Initial D debuts from ComiXology Originals & Kodansha Comics
Today, comiXology and Kodansha Comics announced volumes 1-38 of Initial D, the all-time classic manga about Japanese street racing by Shuichi Shigeno, are now available to read digitally at no additional cost for Amazon Prime, Kindle Unlimited, and comiXology Unlimited customers and are also available for purchase on Kindle and comiXology. Volumes 39-48 will be released later this year. With volumes 34-38 never before translated to English, this year marks the long awaited release of the entire Initial D series in English.
More than a manga, Initial D is a cultural phenomenon. Upon its release, Initial D perfectly captured the world of Japanese street racing and kicked off a global craze. It spawned a legendary anime series, video games, movies, not to mention an immortally beloved techno soundtrack. It also inspired the film The Fast and the Furious: Tokyo Drift. But it all starts here, with the Initial Dmanga.
Live the legend of how Tak Fujiwara went from tofu delivery boy to street-racing god.
Tak Fujiwara spends a lot of time behind the wheel. His tofu delivery job sends him racing down the treacherous roads of Mount Akina, and without even realizing it, Tak has mastered racing techniques that take most drivers a lifetime to learn. Of course, none of his friends realize this. They’re all too busy watching the Akina Speed Stars, the local street racing team. When the legendary Red Suns show up to challenge the Speed Stars, it looks as if the Trueno Eight Six that has been seen racing through the mountain roads will take them on. The question remains … who’s the driver of this phantom car?
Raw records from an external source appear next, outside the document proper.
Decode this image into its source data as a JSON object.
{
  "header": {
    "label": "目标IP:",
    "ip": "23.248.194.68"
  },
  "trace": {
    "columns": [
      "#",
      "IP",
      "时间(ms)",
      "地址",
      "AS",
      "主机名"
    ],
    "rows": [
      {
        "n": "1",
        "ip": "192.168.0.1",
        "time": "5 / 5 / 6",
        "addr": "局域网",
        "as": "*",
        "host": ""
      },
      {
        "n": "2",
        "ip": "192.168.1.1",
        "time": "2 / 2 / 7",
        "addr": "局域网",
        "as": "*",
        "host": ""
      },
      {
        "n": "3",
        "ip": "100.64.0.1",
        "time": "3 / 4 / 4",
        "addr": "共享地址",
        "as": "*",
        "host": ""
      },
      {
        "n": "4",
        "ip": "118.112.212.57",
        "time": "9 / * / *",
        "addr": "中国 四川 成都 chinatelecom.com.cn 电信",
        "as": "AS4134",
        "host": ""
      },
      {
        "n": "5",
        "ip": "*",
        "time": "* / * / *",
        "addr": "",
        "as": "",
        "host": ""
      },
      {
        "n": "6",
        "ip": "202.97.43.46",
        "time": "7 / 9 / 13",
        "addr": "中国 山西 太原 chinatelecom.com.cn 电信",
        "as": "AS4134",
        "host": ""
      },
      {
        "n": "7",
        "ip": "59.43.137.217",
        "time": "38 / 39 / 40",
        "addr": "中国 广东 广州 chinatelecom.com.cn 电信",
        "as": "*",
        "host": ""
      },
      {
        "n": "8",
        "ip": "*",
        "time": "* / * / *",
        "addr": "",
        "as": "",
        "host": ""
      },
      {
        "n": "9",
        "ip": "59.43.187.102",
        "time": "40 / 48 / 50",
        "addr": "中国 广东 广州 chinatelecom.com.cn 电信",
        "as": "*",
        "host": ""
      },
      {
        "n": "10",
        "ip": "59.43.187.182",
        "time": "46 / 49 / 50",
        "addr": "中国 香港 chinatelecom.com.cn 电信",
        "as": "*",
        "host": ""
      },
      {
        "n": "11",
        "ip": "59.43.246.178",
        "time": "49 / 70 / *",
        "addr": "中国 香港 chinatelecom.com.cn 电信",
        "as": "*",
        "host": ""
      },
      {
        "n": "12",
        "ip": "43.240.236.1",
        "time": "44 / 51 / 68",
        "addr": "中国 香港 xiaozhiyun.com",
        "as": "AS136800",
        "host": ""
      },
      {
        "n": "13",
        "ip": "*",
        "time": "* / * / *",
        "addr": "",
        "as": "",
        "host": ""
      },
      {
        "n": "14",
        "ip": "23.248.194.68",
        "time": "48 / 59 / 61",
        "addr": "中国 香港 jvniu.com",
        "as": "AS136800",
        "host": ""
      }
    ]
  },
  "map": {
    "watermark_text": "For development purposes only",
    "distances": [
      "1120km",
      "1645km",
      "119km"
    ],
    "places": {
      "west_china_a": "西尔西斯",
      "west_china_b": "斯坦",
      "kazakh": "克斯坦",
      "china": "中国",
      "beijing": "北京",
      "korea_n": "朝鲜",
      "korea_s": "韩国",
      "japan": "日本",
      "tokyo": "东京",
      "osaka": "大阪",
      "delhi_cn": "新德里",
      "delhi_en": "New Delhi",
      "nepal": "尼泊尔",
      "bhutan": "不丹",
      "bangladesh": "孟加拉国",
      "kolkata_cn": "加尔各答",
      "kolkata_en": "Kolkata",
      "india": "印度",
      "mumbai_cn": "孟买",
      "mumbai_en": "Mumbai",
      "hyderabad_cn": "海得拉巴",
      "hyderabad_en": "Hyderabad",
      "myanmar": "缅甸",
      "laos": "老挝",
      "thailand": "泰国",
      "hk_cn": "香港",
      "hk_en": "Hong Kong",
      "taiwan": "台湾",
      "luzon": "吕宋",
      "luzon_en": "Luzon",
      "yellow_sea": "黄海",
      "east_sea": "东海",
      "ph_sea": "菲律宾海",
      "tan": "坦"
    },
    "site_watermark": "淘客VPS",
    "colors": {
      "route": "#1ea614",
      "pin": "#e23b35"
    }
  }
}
About the Creator:
Shuichi Shigeno is best-known for his long-running masterwork, Initial D, which ran from 1995 until 2013. He is currently at work on the manga series MF Ghost, which is set in a near-future world of self-driving carsand street racing.
First published by Tokypop in the early 00s, the English translation was never completed. Kodansha and comiXology’s digital release reissues all 33 volumes previously released by Tokyopop and goes beyond to complete the entire 48 volume run for the very first time.